- _How to complete this task_: Your answer must be an exact copy of the listing, with the images left out.
◇ ◇ ◇ ◇ ◇
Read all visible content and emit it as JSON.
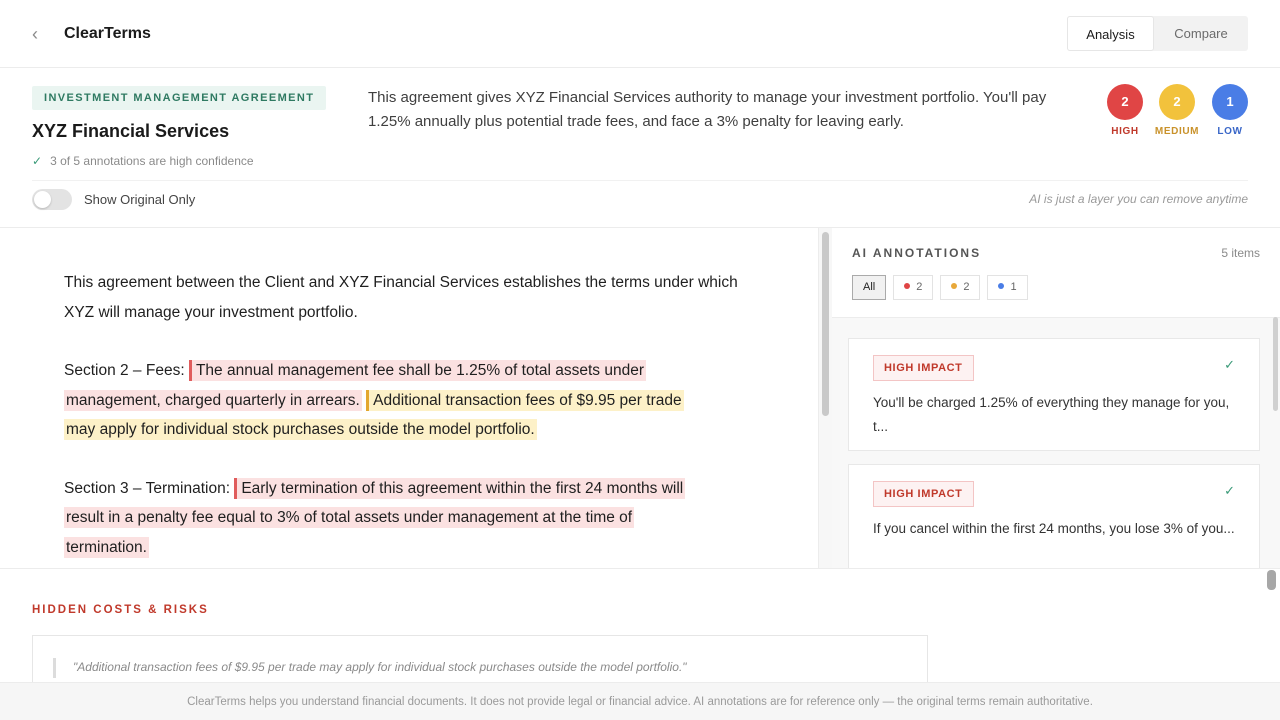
{
  "header": {
    "brand": "ClearTerms",
    "tabs": [
      "Analysis",
      "Compare"
    ]
  },
  "summary": {
    "doc_type": "INVESTMENT MANAGEMENT AGREEMENT",
    "company": "XYZ Financial Services",
    "confidence": "3 of 5 annotations are high confidence",
    "text": "This agreement gives XYZ Financial Services authority to manage your investment portfolio. You'll pay 1.25% annually plus potential trade fees, and face a 3% penalty for leaving early.",
    "severity": [
      {
        "count": "2",
        "label": "HIGH",
        "color": "#e04545"
      },
      {
        "count": "2",
        "label": "MEDIUM",
        "color": "#f2c23c"
      },
      {
        "count": "1",
        "label": "LOW",
        "color": "#4a7de6"
      }
    ],
    "toggle_label": "Show Original Only",
    "ai_note": "AI is just a layer you can remove anytime"
  },
  "document": {
    "intro": "This agreement between the Client and XYZ Financial Services establishes the terms under which XYZ will manage your investment portfolio.",
    "s2_label": "Section 2 – Fees: ",
    "s2_high_a": "The annual management fee shall be 1.25% of total assets under",
    "s2_high_b": "management, charged quarterly in arrears.",
    "s2_med_a": "Additional transaction fees of $9.95 per trade",
    "s2_med_b": "may apply for individual stock purchases outside the model portfolio.",
    "s3_label": "Section 3 – Termination: ",
    "s3_high_a": "Early termination of this agreement within the first 24 months will",
    "s3_high_b": "result in a penalty fee equal to 3% of total assets under management at the time of",
    "s3_high_c": "termination."
  },
  "annotations": {
    "title": "AI ANNOTATIONS",
    "count": "5 items",
    "filters": [
      {
        "label": "All"
      },
      {
        "label": "2",
        "color": "#e04545"
      },
      {
        "label": "2",
        "color": "#e8a83a"
      },
      {
        "label": "1",
        "color": "#4a7de6"
      }
    ],
    "cards": [
      {
        "badge": "HIGH IMPACT",
        "text": "You'll be charged 1.25% of everything they manage for you, t..."
      },
      {
        "badge": "HIGH IMPACT",
        "text": "If you cancel within the first 24 months, you lose 3% of you..."
      }
    ]
  },
  "hidden": {
    "title": "HIDDEN COSTS & RISKS",
    "quote": "\"Additional transaction fees of $9.95 per trade may apply for individual stock purchases outside the model portfolio.\""
  },
  "footer": "ClearTerms helps you understand financial documents. It does not provide legal or financial advice. AI annotations are for reference only — the original terms remain authoritative."
}
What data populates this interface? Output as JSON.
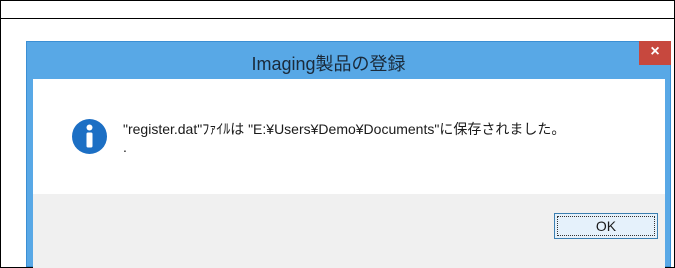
{
  "dialog": {
    "title": "Imaging製品の登録",
    "close_glyph": "×",
    "message": "\"register.dat\"ﾌｧｲﾙは \"E:¥Users¥Demo¥Documents\"に保存されました。",
    "message_dot": ".",
    "ok_label": "OK",
    "icon": "info-icon",
    "accent_color": "#58a8e6",
    "close_color": "#c7483e",
    "icon_color": "#1c6fc4"
  }
}
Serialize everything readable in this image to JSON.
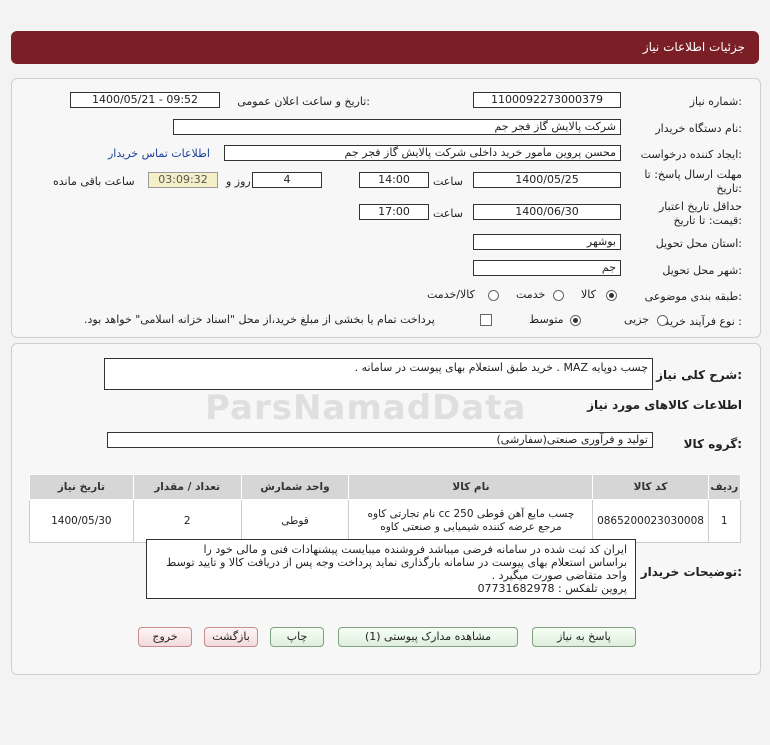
{
  "header": {
    "title": "جزئیات اطلاعات نیاز"
  },
  "form": {
    "need_number_label": "شماره نیاز:",
    "need_number": "1100092273000379",
    "announce_label": "تاریخ و ساعت اعلان عمومی:",
    "announce_value": "1400/05/21 - 09:52",
    "buyer_label": "نام دستگاه خریدار:",
    "buyer_value": "شرکت پالایش گاز فجر جم",
    "creator_label": "ایجاد کننده درخواست:",
    "creator_value": "محسن پروین مامور خرید داخلی شرکت پالایش گاز فجر جم",
    "contact_link": "اطلاعات تماس خریدار",
    "deadline_label_1": "مهلت ارسال پاسخ: تا",
    "deadline_label_2": "تاریخ:",
    "deadline_date": "1400/05/25",
    "time_label": "ساعت",
    "deadline_time": "14:00",
    "days_value": "4",
    "days_label": "روز و",
    "remaining_value": "03:09:32",
    "remaining_label": "ساعت باقی مانده",
    "validity_label_1": "حداقل تاریخ اعتبار",
    "validity_label_2": "قیمت: تا تاریخ:",
    "validity_date": "1400/06/30",
    "validity_time_label": "ساعت",
    "validity_time": "17:00",
    "province_label": "استان محل تحویل:",
    "province_value": "بوشهر",
    "city_label": "شهر محل تحویل:",
    "city_value": "جم",
    "category_label": "طبقه بندی موضوعی:",
    "category_options": [
      "کالا",
      "خدمت",
      "کالا/خدمت"
    ],
    "process_label": "نوع فرآیند خرید :",
    "process_options": [
      "جزیی",
      "متوسط"
    ],
    "treasury_note": "پرداخت تمام یا بخشی از مبلغ خرید،از محل \"اسناد خزانه اسلامی\" خواهد بود."
  },
  "details": {
    "summary_label": "شرح کلی نیاز:",
    "summary_value": "چسب دوپایه MAZ  . خرید طبق استعلام بهای پیوست در سامانه .",
    "items_heading": "اطلاعات کالاهای مورد نیاز",
    "group_label": "گروه کالا:",
    "group_value": "تولید و فرآوری صنعتی(سفارشی)",
    "table": {
      "headers": [
        "ردیف",
        "کد کالا",
        "نام کالا",
        "واحد شمارش",
        "تعداد / مقدار",
        "تاریخ نیاز"
      ],
      "rows": [
        [
          "1",
          "0865200023030008",
          "چسب مایع آهن قوطی 250 cc نام تجارتی کاوه مرجع عرضه کننده شیمیایی و صنعتی کاوه",
          "قوطی",
          "2",
          "1400/05/30"
        ]
      ]
    },
    "notes_label": "توضیحات خریدار:",
    "notes_lines": [
      "ایران کد ثبت شده در سامانه فرضی میباشد فروشنده میبایست پیشنهادات فنی و مالی خود را",
      "براساس استعلام بهای پیوست در سامانه بارگذاری نماید پرداخت وجه پس از دریافت کالا و تایید توسط",
      "واحد متقاضی صورت میگیرد .",
      "پروین   تلفکس : 07731682978"
    ]
  },
  "buttons": {
    "reply": "پاسخ به نیاز",
    "attachments": "مشاهده مدارک پیوستی (1)",
    "print": "چاپ",
    "back": "بازگشت",
    "exit": "خروج"
  },
  "watermark": "ParsNamadData",
  "colors": {
    "title_bar": "#7a1f26",
    "link": "#1a3f9c",
    "remaining_bg": "#f5efc8"
  }
}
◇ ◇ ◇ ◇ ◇
- _Your solution_:
Read all visible content and emit it as JSON.
{
  "header": {
    "brand": "ClearTerms",
    "tabs": [
      "Analysis",
      "Compare"
    ]
  },
  "summary": {
    "doc_type": "INVESTMENT MANAGEMENT AGREEMENT",
    "company": "XYZ Financial Services",
    "confidence": "3 of 5 annotations are high confidence",
    "text": "This agreement gives XYZ Financial Services authority to manage your investment portfolio. You'll pay 1.25% annually plus potential trade fees, and face a 3% penalty for leaving early.",
    "severity": [
      {
        "count": "2",
        "label": "HIGH",
        "color": "#e04545"
      },
      {
        "count": "2",
        "label": "MEDIUM",
        "color": "#f2c23c"
      },
      {
        "count": "1",
        "label": "LOW",
        "color": "#4a7de6"
      }
    ],
    "toggle_label": "Show Original Only",
    "ai_note": "AI is just a layer you can remove anytime"
  },
  "document": {
    "intro": "This agreement between the Client and XYZ Financial Services establishes the terms under which XYZ will manage your investment portfolio.",
    "s2_label": "Section 2 – Fees: ",
    "s2_high_a": "The annual management fee shall be 1.25% of total assets under",
    "s2_high_b": "management, charged quarterly in arrears.",
    "s2_med_a": "Additional transaction fees of $9.95 per trade",
    "s2_med_b": "may apply for individual stock purchases outside the model portfolio.",
    "s3_label": "Section 3 – Termination: ",
    "s3_high_a": "Early termination of this agreement within the first 24 months will",
    "s3_high_b": "result in a penalty fee equal to 3% of total assets under management at the time of",
    "s3_high_c": "termination."
  },
  "annotations": {
    "title": "AI ANNOTATIONS",
    "count": "5 items",
    "filters": [
      {
        "label": "All"
      },
      {
        "label": "2",
        "color": "#e04545"
      },
      {
        "label": "2",
        "color": "#e8a83a"
      },
      {
        "label": "1",
        "color": "#4a7de6"
      }
    ],
    "cards": [
      {
        "badge": "HIGH IMPACT",
        "text": "You'll be charged 1.25% of everything they manage for you, t..."
      },
      {
        "badge": "HIGH IMPACT",
        "text": "If you cancel within the first 24 months, you lose 3% of you..."
      }
    ]
  },
  "hidden": {
    "title": "HIDDEN COSTS & RISKS",
    "quote": "\"Additional transaction fees of $9.95 per trade may apply for individual stock purchases outside the model portfolio.\""
  },
  "footer": "ClearTerms helps you understand financial documents. It does not provide legal or financial advice. AI annotations are for reference only — the original terms remain authoritative."
}
What data populates this interface? Output as JSON.
{
  "dialog": {
    "title": "Imaging製品の登録",
    "close_glyph": "×",
    "message": "\"register.dat\"ﾌｧｲﾙは \"E:¥Users¥Demo¥Documents\"に保存されました。",
    "message_dot": ".",
    "ok_label": "OK",
    "icon": "info-icon",
    "accent_color": "#58a8e6",
    "close_color": "#c7483e",
    "icon_color": "#1c6fc4"
  }
}
Serialize everything readable in this image to JSON.
{
  "header": {
    "title": "جزئیات اطلاعات نیاز"
  },
  "form": {
    "need_number_label": "شماره نیاز:",
    "need_number": "1100092273000379",
    "announce_label": "تاریخ و ساعت اعلان عمومی:",
    "announce_value": "1400/05/21 - 09:52",
    "buyer_label": "نام دستگاه خریدار:",
    "buyer_value": "شرکت پالایش گاز فجر جم",
    "creator_label": "ایجاد کننده درخواست:",
    "creator_value": "محسن پروین مامور خرید داخلی شرکت پالایش گاز فجر جم",
    "contact_link": "اطلاعات تماس خریدار",
    "deadline_label_1": "مهلت ارسال پاسخ: تا",
    "deadline_label_2": "تاریخ:",
    "deadline_date": "1400/05/25",
    "time_label": "ساعت",
    "deadline_time": "14:00",
    "days_value": "4",
    "days_label": "روز و",
    "remaining_value": "03:09:32",
    "remaining_label": "ساعت باقی مانده",
    "validity_label_1": "حداقل تاریخ اعتبار",
    "validity_label_2": "قیمت: تا تاریخ:",
    "validity_date": "1400/06/30",
    "validity_time_label": "ساعت",
    "validity_time": "17:00",
    "province_label": "استان محل تحویل:",
    "province_value": "بوشهر",
    "city_label": "شهر محل تحویل:",
    "city_value": "جم",
    "category_label": "طبقه بندی موضوعی:",
    "category_options": [
      "کالا",
      "خدمت",
      "کالا/خدمت"
    ],
    "process_label": "نوع فرآیند خرید :",
    "process_options": [
      "جزیی",
      "متوسط"
    ],
    "treasury_note": "پرداخت تمام یا بخشی از مبلغ خرید،از محل \"اسناد خزانه اسلامی\" خواهد بود."
  },
  "details": {
    "summary_label": "شرح کلی نیاز:",
    "summary_value": "چسب دوپایه MAZ  . خرید طبق استعلام بهای پیوست در سامانه .",
    "items_heading": "اطلاعات کالاهای مورد نیاز",
    "group_label": "گروه کالا:",
    "group_value": "تولید و فرآوری صنعتی(سفارشی)",
    "table": {
      "headers": [
        "ردیف",
        "کد کالا",
        "نام کالا",
        "واحد شمارش",
        "تعداد / مقدار",
        "تاریخ نیاز"
      ],
      "rows": [
        [
          "1",
          "0865200023030008",
          "چسب مایع آهن قوطی 250 cc نام تجارتی کاوه مرجع عرضه کننده شیمیایی و صنعتی کاوه",
          "قوطی",
          "2",
          "1400/05/30"
        ]
      ]
    },
    "notes_label": "توضیحات خریدار:",
    "notes_lines": [
      "ایران کد ثبت شده در سامانه فرضی میباشد فروشنده میبایست پیشنهادات فنی و مالی خود را",
      "براساس استعلام بهای پیوست در سامانه بارگذاری نماید پرداخت وجه پس از دریافت کالا و تایید توسط",
      "واحد متقاضی صورت میگیرد .",
      "پروین   تلفکس : 07731682978"
    ]
  },
  "buttons": {
    "reply": "پاسخ به نیاز",
    "attachments": "مشاهده مدارک پیوستی (1)",
    "print": "چاپ",
    "back": "بازگشت",
    "exit": "خروج"
  },
  "watermark": "ParsNamadData",
  "colors": {
    "title_bar": "#7a1f26",
    "link": "#1a3f9c",
    "remaining_bg": "#f5efc8"
  }
}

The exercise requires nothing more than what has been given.